I began over-thinking every word I said. Each meeting I led became a mental obstacle course and emotional drain. I started asking people to read emails and “edit for tone” before sending. My confidence was crippled and I became significantly less effective. My impact on the business plummeted as the projects I was leading swirled and stalled. And I even noticed the need for reassurance creeping into my personal life. “Am I this way at home? Does my partner feel this way? Am I too much?”
The confident woman, in the boardroom and the bedroom, was MIA.
Two realizations pulled me out of my doubt spiral
Step 1 — Getting honest with myself and taking ownership
First, I know my heart and my intentions. A devout believer in abundance, my masculine energy doesn’t come from an ego story rooted in competition. It’s not about me rising to the top. It’s about doing what’s best for the business and creating opportunities for everyone to step into their light and shine. The strengths I have to share just happen to be action-oriented, decisive, confident.
So I made the decision to continue showing up that way. Acting any other way would be outside of my integrity.
And at the same time, I can take ownership of how my messages land. Sometimes a statement or assertion can feel too… assertive. So I’ve developed a practice of consciously turning statements into questions to encourage other voices to participate in direction-setting. And I think my most effective, disarming tactic has been a statement I often use at the start most proposals: “I am happy to be wrong here.”
I recognize that my get-shit-done approach can feel like riding a bullet train. By acknowledging that and creating space in the conversation for feedback, other opinions, and clearly stating my willingness to be corrected, it creates a totally different tone to the meeting.
Step 2: Letting the rest go
Second, knowing that I’m showing up in my integrity and that I clearly embody my intentions through the tools I outlined above, I release the fear.
The reality is each of us is someone else’s trigger. A young, confident, female-bodied voice is a huge trigger in CoRpORaTe AmERiCa. And I can’t take ownership of their discomfort. I’m happy to coach them through it if they want to go there. But it’s not mine to manage or help them avoid.
This shift didn’t happen over night.
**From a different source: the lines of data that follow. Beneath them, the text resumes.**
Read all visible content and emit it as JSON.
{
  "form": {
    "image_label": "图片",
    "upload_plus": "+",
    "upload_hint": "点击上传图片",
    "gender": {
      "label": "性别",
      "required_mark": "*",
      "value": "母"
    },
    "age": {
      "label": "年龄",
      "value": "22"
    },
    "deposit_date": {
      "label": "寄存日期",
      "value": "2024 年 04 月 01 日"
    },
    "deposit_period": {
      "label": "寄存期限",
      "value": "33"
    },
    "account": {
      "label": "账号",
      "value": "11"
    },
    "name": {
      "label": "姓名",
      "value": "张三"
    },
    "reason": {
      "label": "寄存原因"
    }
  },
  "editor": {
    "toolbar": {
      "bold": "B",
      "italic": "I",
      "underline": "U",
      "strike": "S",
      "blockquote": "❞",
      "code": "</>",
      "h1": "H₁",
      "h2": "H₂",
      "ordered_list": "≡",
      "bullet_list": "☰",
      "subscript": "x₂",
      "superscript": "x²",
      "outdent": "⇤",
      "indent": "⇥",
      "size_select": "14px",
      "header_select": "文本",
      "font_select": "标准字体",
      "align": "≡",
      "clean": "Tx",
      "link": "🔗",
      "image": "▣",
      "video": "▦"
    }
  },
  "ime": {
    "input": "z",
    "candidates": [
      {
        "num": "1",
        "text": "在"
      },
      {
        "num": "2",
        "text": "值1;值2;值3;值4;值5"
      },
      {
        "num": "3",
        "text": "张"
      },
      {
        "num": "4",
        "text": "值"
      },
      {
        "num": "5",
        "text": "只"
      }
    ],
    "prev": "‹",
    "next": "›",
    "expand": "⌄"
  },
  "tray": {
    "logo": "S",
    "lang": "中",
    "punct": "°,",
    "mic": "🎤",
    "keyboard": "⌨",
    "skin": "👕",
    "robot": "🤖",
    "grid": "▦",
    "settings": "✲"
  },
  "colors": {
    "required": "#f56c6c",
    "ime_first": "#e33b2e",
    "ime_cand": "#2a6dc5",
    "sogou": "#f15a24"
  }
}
It required deep self-reflection:
What do I love about my personality?
When am I most proud of myself?
What are my intentions really?
Where can I take responsibility in this situation?
That self-reflection? That’s feminine energy in it’s highest form, y’all. A willingness to pause, go inward, be open and vulnerable, and to lean into your inner knowing for answers.
That soft-serve swirl of energies is delicious when you get the flavors right, y’know?
Yesterday I cried
Must have been relieved to see
The softer side
I can understand how you’d be so confused
I don’t envy you
I’m a little bit of everything
All rolled into one
About The Author
Sarah is a classically trained marketer, philosopher, and artist. A self-described ‘wounded healer,’ her writing, much like her coaching, is focused on how we heal ourselves through relationship with others. You can find her irregular writings on Medium and her post-class reflections here on Self-Care Society both under the handle @thebestofsarah.